Nano-Engineered Bioconstructs Perform Photosynthesis Faster Than Nature Does | Popular Science: Researchers led by Carolyn Lubner at Penn State worked with a cyanobacterium called Synechococcus and another bacterium, Clostridium acetobutylicum. In nature, photosynthetic organisms use light-capturing enzymes nicknamed Photosystem I and II, which absorb light and excite electrons to a higher energy state. Another enzyme called FNR then uses these electrons to produce an energy-storage molecule. This molecule is used to make sugars to keep the organism alive, and that's your basic photosynthesis process.
Lubner et al replaced the FNR enzyme with a hydrogenase enzyme, which combines electrons with hydrogen ions to make molecular hydrogen (instead of a sugar-producing system). Then they used this enzyme to stitch together iron-based terminals of a Photosystem I enzyme from each of the bacteria. This stitch served as a molecular wire, easily and quickly transferring electrons. The researchers doped it with vitamin C, which served as the electron feedstock.

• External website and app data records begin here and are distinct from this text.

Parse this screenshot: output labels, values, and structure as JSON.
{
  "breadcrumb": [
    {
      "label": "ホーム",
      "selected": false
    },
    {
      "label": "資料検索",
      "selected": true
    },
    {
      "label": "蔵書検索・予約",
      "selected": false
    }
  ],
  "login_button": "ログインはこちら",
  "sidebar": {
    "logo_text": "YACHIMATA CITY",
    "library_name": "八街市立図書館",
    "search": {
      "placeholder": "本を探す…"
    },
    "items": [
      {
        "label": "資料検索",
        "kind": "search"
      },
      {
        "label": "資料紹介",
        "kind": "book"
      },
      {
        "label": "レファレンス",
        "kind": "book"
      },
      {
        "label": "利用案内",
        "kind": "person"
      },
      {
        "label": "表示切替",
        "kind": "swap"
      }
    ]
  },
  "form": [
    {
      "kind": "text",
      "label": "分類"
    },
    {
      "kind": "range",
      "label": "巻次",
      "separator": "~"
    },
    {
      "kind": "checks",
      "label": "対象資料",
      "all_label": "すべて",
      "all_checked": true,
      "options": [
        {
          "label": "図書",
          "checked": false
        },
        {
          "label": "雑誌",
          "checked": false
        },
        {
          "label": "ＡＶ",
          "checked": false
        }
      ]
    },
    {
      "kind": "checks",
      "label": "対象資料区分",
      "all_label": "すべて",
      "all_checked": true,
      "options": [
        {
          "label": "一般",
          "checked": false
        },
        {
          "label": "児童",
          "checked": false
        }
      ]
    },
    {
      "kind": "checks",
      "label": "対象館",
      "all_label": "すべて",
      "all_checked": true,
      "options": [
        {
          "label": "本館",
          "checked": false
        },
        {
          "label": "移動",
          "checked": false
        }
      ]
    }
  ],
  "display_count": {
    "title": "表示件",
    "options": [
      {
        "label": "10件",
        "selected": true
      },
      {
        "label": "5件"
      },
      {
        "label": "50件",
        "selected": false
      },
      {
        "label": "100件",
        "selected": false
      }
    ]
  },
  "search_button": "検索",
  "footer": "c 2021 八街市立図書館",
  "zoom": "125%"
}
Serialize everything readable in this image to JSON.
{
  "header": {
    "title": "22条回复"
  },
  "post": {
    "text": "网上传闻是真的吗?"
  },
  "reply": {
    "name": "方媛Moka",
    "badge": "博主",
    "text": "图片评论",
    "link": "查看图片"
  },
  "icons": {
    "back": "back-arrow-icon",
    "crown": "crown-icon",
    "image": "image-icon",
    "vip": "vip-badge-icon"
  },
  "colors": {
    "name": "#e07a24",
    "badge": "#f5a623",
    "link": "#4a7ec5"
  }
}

The result was a high-throughput hydrogen-producing system — electron flow was more than twice as high as the bacteria’s individual rates, the authors say.